[Exercise description] The result should be an exact copy of the data, free of pictures.

*** Provided information ***

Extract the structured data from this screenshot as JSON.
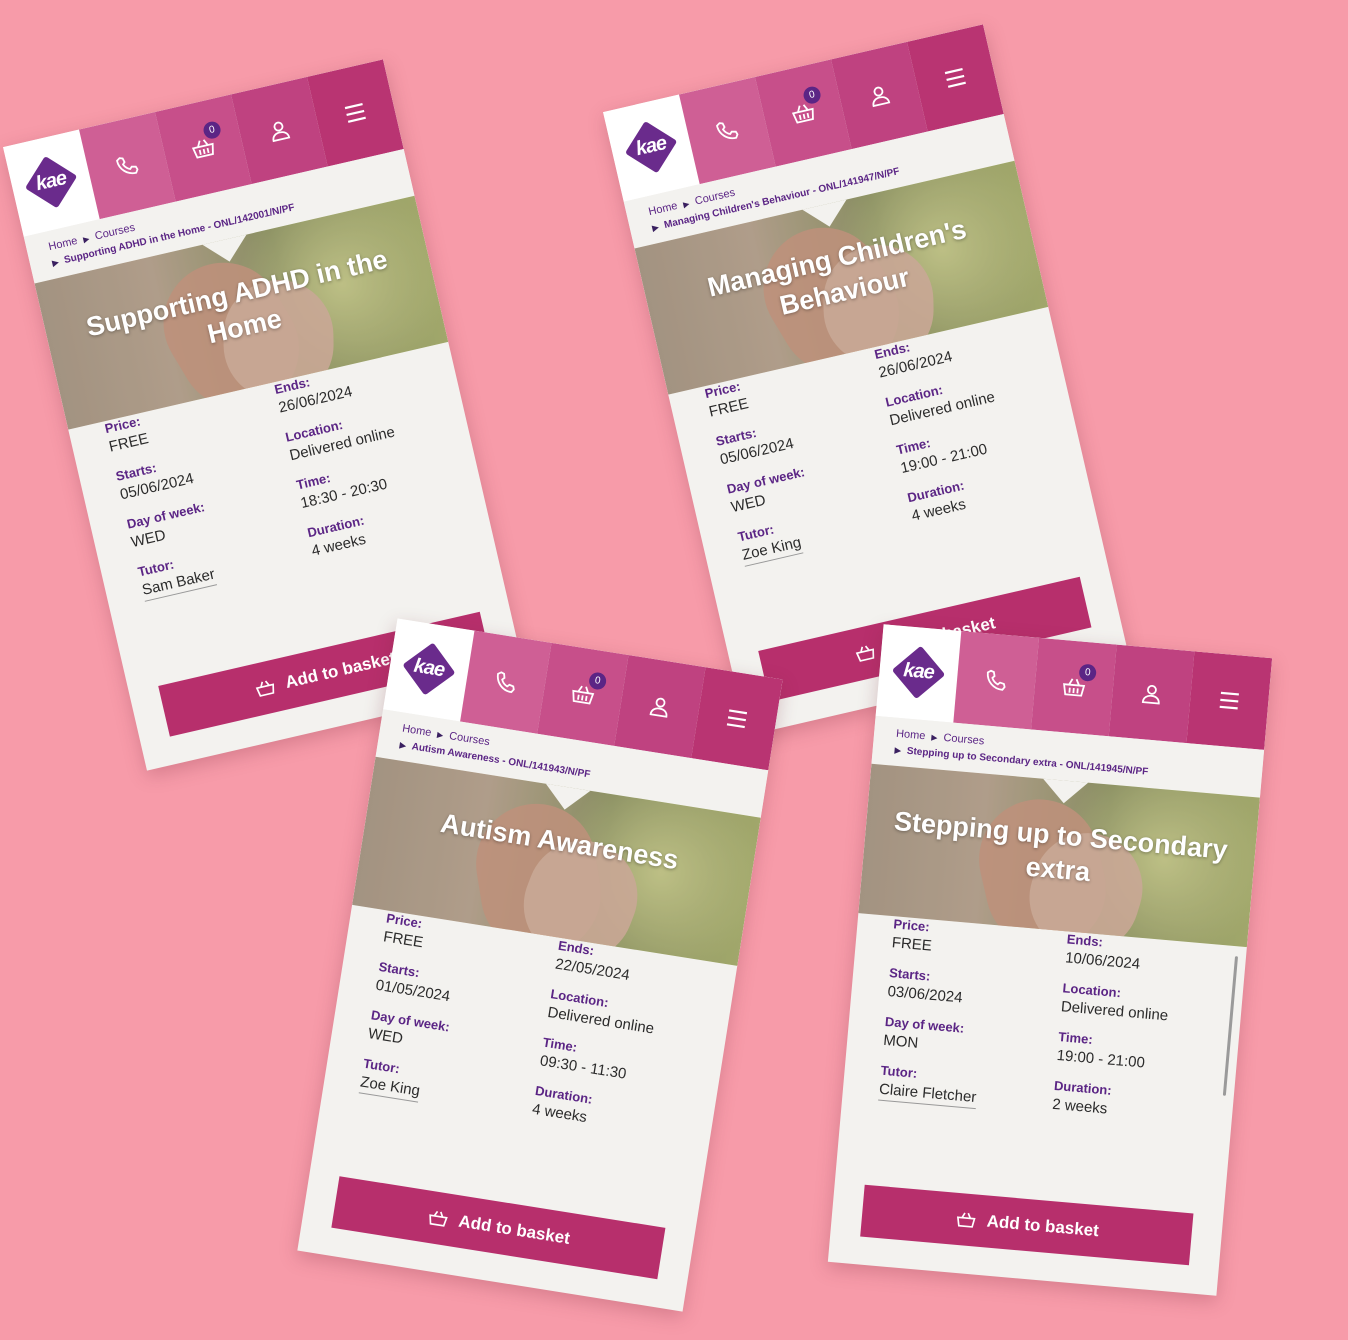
{
  "logo_text": "kae",
  "header": {
    "basket_count": "0"
  },
  "breadcrumb": {
    "home": "Home",
    "courses": "Courses"
  },
  "labels": {
    "price": "Price:",
    "starts": "Starts:",
    "day": "Day of week:",
    "tutor": "Tutor:",
    "ends": "Ends:",
    "location": "Location:",
    "time": "Time:",
    "duration": "Duration:"
  },
  "add_to_basket": "Add to basket",
  "courses": [
    {
      "crumb": "Supporting ADHD in the Home - ONL/142001/N/PF",
      "title": "Supporting ADHD in the Home",
      "price": "FREE",
      "starts": "05/06/2024",
      "day": "WED",
      "tutor": "Sam Baker",
      "ends": "26/06/2024",
      "location": "Delivered online",
      "time": "18:30 - 20:30",
      "duration": "4 weeks"
    },
    {
      "crumb": "Managing Children's Behaviour - ONL/141947/N/PF",
      "title": "Managing Children's Behaviour",
      "price": "FREE",
      "starts": "05/06/2024",
      "day": "WED",
      "tutor": "Zoe King",
      "ends": "26/06/2024",
      "location": "Delivered online",
      "time": "19:00 - 21:00",
      "duration": "4 weeks"
    },
    {
      "crumb": "Autism Awareness - ONL/141943/N/PF",
      "title": "Autism Awareness",
      "price": "FREE",
      "starts": "01/05/2024",
      "day": "WED",
      "tutor": "Zoe King",
      "ends": "22/05/2024",
      "location": "Delivered online",
      "time": "09:30 - 11:30",
      "duration": "4 weeks"
    },
    {
      "crumb": "Stepping up to Secondary extra - ONL/141945/N/PF",
      "title": "Stepping up to Secondary extra",
      "price": "FREE",
      "starts": "03/06/2024",
      "day": "MON",
      "tutor": "Claire Fletcher",
      "ends": "10/06/2024",
      "location": "Delivered online",
      "time": "19:00 - 21:00",
      "duration": "2 weeks"
    }
  ],
  "colors": {
    "background": "#f79ba9",
    "brand_purple": "#5b2585",
    "brand_pink": "#b72f6c"
  },
  "icons": [
    "kae-logo",
    "phone-icon",
    "basket-icon",
    "user-icon",
    "menu-icon"
  ]
}
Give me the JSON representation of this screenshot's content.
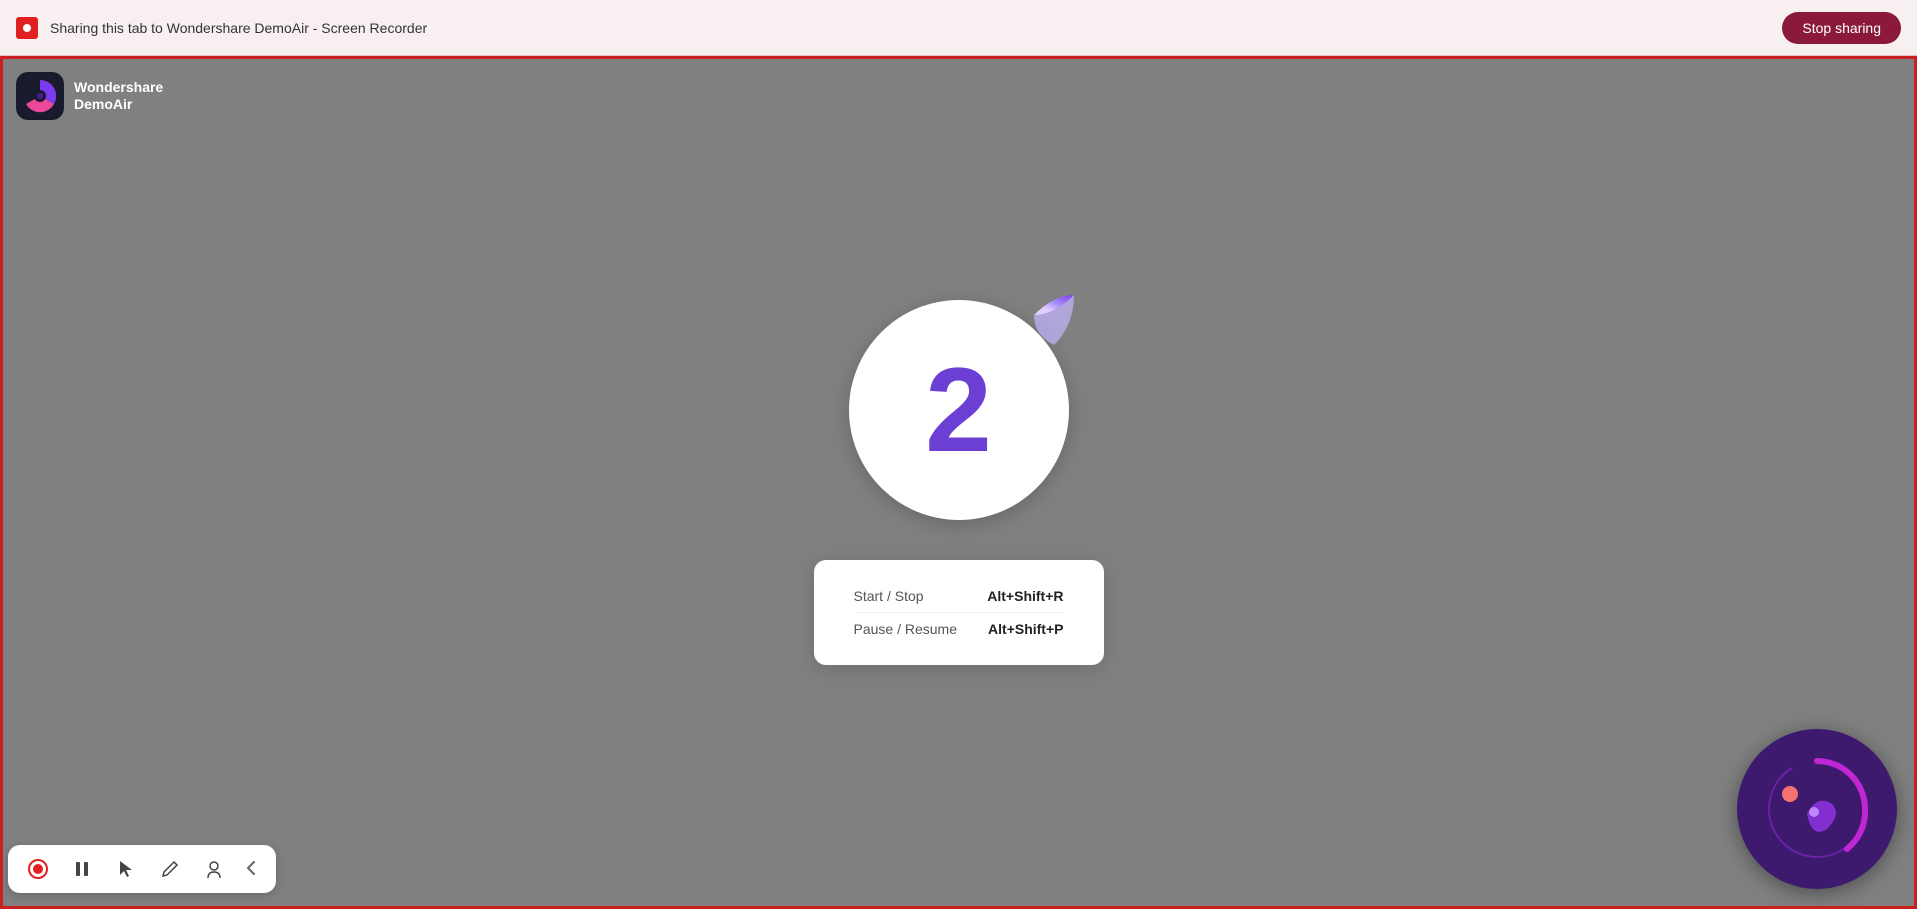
{
  "browser_bar": {
    "sharing_text": "Sharing this tab to Wondershare DemoAir - Screen Recorder",
    "stop_button_label": "Stop sharing"
  },
  "app": {
    "name_line1": "Wondershare",
    "name_line2": "DemoAir"
  },
  "countdown": {
    "number": "2"
  },
  "shortcuts": {
    "rows": [
      {
        "label": "Start / Stop",
        "keys": "Alt+Shift+R"
      },
      {
        "label": "Pause / Resume",
        "keys": "Alt+Shift+P"
      }
    ]
  },
  "toolbar": {
    "buttons": [
      {
        "name": "record-stop",
        "icon": "⏺",
        "label": "Record Stop"
      },
      {
        "name": "pause",
        "icon": "⏸",
        "label": "Pause"
      },
      {
        "name": "cursor",
        "icon": "▷",
        "label": "Cursor"
      },
      {
        "name": "draw",
        "icon": "✏",
        "label": "Draw"
      },
      {
        "name": "annotation",
        "icon": "👤",
        "label": "Annotation"
      },
      {
        "name": "collapse",
        "icon": "‹",
        "label": "Collapse"
      }
    ]
  }
}
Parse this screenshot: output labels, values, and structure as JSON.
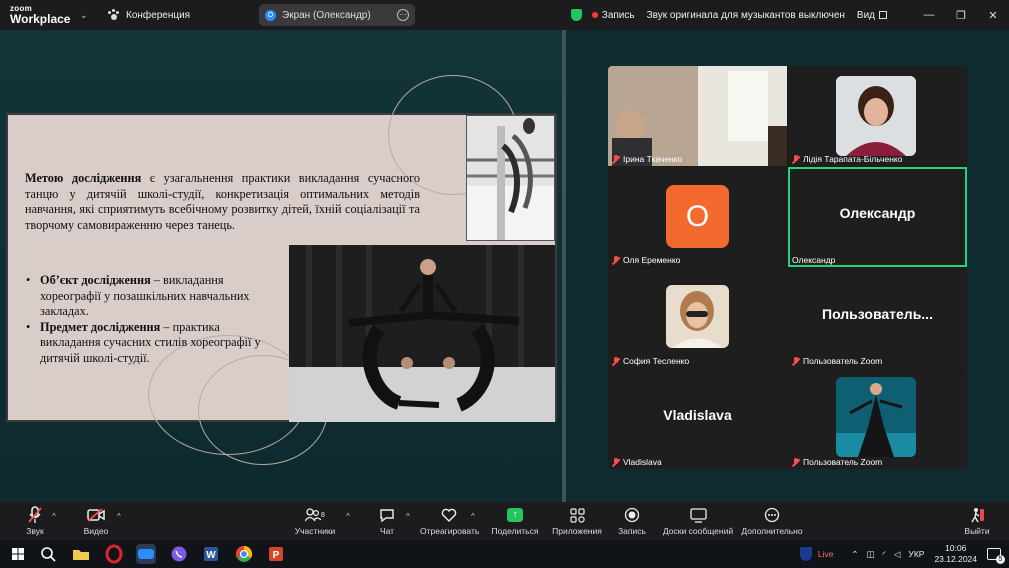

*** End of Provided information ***

[Response to the task]
Extract the structured data from this screenshot as JSON.
{
  "logo_text": "kae",
  "header": {
    "basket_count": "0"
  },
  "breadcrumb": {
    "home": "Home",
    "courses": "Courses"
  },
  "labels": {
    "price": "Price:",
    "starts": "Starts:",
    "day": "Day of week:",
    "tutor": "Tutor:",
    "ends": "Ends:",
    "location": "Location:",
    "time": "Time:",
    "duration": "Duration:"
  },
  "add_to_basket": "Add to basket",
  "courses": [
    {
      "crumb": "Supporting ADHD in the Home - ONL/142001/N/PF",
      "title": "Supporting ADHD in the Home",
      "price": "FREE",
      "starts": "05/06/2024",
      "day": "WED",
      "tutor": "Sam Baker",
      "ends": "26/06/2024",
      "location": "Delivered online",
      "time": "18:30 - 20:30",
      "duration": "4 weeks"
    },
    {
      "crumb": "Managing Children's Behaviour - ONL/141947/N/PF",
      "title": "Managing Children's Behaviour",
      "price": "FREE",
      "starts": "05/06/2024",
      "day": "WED",
      "tutor": "Zoe King",
      "ends": "26/06/2024",
      "location": "Delivered online",
      "time": "19:00 - 21:00",
      "duration": "4 weeks"
    },
    {
      "crumb": "Autism Awareness - ONL/141943/N/PF",
      "title": "Autism Awareness",
      "price": "FREE",
      "starts": "01/05/2024",
      "day": "WED",
      "tutor": "Zoe King",
      "ends": "22/05/2024",
      "location": "Delivered online",
      "time": "09:30 - 11:30",
      "duration": "4 weeks"
    },
    {
      "crumb": "Stepping up to Secondary extra - ONL/141945/N/PF",
      "title": "Stepping up to Secondary extra",
      "price": "FREE",
      "starts": "03/06/2024",
      "day": "MON",
      "tutor": "Claire Fletcher",
      "ends": "10/06/2024",
      "location": "Delivered online",
      "time": "19:00 - 21:00",
      "duration": "2 weeks"
    }
  ],
  "colors": {
    "background": "#f79ba9",
    "brand_purple": "#5b2585",
    "brand_pink": "#b72f6c"
  },
  "icons": [
    "kae-logo",
    "phone-icon",
    "basket-icon",
    "user-icon",
    "menu-icon"
  ]
}
Give me the JSON representation of this screenshot's content.
{
  "browser_bar": {
    "sharing_text": "Sharing this tab to Wondershare DemoAir - Screen Recorder",
    "stop_button_label": "Stop sharing"
  },
  "app": {
    "name_line1": "Wondershare",
    "name_line2": "DemoAir"
  },
  "countdown": {
    "number": "2"
  },
  "shortcuts": {
    "rows": [
      {
        "label": "Start / Stop",
        "keys": "Alt+Shift+R"
      },
      {
        "label": "Pause / Resume",
        "keys": "Alt+Shift+P"
      }
    ]
  },
  "toolbar": {
    "buttons": [
      {
        "name": "record-stop",
        "icon": "⏺",
        "label": "Record Stop"
      },
      {
        "name": "pause",
        "icon": "⏸",
        "label": "Pause"
      },
      {
        "name": "cursor",
        "icon": "▷",
        "label": "Cursor"
      },
      {
        "name": "draw",
        "icon": "✏",
        "label": "Draw"
      },
      {
        "name": "annotation",
        "icon": "👤",
        "label": "Annotation"
      },
      {
        "name": "collapse",
        "icon": "‹",
        "label": "Collapse"
      }
    ]
  }
}
Parse this screenshot: output labels, values, and structure as JSON.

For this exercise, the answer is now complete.